▶ Source material:
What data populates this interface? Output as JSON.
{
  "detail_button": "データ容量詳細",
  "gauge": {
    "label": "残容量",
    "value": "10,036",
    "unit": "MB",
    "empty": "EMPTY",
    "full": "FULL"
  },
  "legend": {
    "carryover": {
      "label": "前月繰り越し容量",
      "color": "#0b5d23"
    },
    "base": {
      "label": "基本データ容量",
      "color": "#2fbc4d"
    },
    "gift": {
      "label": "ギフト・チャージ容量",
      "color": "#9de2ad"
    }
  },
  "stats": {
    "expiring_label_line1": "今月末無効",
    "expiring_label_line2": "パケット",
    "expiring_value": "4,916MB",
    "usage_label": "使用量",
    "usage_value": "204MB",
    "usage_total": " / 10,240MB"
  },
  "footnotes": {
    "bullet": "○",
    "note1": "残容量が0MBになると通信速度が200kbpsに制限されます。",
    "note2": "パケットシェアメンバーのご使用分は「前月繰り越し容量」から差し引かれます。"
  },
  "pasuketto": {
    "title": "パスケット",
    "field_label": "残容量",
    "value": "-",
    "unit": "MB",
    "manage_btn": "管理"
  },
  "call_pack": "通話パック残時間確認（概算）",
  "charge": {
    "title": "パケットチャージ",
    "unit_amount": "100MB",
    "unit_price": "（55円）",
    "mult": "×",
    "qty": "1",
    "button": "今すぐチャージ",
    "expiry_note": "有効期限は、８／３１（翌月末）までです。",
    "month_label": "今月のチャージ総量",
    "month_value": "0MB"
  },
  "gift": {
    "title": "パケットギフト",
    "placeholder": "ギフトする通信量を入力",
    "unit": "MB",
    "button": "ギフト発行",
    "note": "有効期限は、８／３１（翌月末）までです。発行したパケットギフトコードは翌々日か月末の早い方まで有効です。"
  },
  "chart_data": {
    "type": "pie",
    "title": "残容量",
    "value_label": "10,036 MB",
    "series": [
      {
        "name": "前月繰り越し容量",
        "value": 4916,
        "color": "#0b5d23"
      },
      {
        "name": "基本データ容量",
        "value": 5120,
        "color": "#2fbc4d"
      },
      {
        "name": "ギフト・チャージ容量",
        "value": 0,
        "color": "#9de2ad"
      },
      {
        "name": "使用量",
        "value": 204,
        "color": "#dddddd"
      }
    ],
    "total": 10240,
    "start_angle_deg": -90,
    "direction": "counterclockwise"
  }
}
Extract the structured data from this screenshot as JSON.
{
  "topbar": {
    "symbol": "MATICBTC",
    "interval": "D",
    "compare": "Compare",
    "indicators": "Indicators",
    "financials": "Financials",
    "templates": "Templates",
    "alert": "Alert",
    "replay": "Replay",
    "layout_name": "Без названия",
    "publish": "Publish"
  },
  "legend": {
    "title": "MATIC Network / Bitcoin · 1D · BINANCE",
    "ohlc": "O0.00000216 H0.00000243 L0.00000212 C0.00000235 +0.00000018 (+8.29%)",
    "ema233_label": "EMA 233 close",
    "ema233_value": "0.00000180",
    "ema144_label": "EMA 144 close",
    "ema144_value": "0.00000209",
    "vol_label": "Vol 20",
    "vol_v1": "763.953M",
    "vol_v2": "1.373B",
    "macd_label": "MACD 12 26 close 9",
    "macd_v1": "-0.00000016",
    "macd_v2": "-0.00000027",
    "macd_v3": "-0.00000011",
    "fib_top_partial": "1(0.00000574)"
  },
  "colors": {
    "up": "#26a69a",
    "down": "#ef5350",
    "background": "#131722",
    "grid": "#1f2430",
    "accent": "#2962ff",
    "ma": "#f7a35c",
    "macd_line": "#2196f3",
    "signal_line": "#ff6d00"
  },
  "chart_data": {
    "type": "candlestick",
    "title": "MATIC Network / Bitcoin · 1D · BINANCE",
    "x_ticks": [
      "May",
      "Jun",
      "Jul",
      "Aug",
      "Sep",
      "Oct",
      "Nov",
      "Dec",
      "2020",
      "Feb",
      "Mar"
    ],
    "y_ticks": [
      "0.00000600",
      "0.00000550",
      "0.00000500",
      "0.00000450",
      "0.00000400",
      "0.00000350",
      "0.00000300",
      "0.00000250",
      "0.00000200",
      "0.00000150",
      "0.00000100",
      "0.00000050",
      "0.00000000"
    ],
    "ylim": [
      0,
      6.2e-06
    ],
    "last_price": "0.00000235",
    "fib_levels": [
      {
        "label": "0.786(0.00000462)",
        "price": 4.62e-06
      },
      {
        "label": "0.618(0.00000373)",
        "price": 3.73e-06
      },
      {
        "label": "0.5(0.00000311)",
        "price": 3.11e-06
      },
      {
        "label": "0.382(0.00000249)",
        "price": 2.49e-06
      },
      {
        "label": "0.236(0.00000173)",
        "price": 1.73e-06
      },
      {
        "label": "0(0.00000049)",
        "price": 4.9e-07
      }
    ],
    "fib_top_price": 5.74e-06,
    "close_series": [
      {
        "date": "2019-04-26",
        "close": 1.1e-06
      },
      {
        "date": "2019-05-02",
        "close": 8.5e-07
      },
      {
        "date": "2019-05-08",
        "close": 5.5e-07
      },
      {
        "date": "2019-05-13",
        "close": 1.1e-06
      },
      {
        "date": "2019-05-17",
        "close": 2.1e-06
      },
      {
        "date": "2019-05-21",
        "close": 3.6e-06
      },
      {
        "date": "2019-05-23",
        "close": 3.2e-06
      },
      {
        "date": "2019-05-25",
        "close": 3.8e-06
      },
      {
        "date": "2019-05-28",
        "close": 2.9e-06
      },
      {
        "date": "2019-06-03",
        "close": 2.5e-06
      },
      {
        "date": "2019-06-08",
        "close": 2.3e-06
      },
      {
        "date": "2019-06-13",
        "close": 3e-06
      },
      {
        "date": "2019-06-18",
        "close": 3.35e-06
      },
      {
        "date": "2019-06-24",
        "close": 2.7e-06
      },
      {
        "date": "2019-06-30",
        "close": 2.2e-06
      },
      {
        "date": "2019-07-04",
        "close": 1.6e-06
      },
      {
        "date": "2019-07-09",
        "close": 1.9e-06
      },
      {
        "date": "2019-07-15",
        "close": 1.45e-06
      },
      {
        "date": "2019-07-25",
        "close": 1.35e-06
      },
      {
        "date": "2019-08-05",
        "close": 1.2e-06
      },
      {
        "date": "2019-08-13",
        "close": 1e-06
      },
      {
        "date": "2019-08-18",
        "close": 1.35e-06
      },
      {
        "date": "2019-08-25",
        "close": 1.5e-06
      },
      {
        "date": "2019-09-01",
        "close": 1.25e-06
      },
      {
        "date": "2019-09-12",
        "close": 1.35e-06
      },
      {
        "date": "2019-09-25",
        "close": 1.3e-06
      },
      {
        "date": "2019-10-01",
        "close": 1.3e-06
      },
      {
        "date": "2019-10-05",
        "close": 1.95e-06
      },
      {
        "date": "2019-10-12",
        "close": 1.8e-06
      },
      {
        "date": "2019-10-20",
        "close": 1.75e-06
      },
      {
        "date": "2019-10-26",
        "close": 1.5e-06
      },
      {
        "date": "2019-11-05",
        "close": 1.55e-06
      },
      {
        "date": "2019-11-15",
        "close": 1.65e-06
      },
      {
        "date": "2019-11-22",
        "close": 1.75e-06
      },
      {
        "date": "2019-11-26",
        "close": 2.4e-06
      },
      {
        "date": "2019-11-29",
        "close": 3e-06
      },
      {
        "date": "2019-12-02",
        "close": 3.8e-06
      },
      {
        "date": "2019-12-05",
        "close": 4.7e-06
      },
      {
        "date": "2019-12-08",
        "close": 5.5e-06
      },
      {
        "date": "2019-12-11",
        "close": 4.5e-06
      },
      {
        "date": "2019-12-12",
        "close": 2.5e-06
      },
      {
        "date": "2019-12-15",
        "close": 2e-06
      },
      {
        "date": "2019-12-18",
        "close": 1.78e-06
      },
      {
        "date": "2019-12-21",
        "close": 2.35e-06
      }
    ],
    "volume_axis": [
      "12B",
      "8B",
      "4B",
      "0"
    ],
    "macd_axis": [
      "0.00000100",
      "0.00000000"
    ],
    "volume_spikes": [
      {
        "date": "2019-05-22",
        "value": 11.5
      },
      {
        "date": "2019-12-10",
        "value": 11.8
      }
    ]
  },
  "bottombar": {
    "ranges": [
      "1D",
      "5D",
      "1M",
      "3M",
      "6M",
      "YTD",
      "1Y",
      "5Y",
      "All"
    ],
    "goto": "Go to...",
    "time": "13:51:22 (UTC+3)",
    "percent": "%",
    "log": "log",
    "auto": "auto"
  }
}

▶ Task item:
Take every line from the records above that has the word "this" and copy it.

▶ Problem solution:
What data populates this interface? Output as JSON.
Extract the structured data from this screenshot as JSON.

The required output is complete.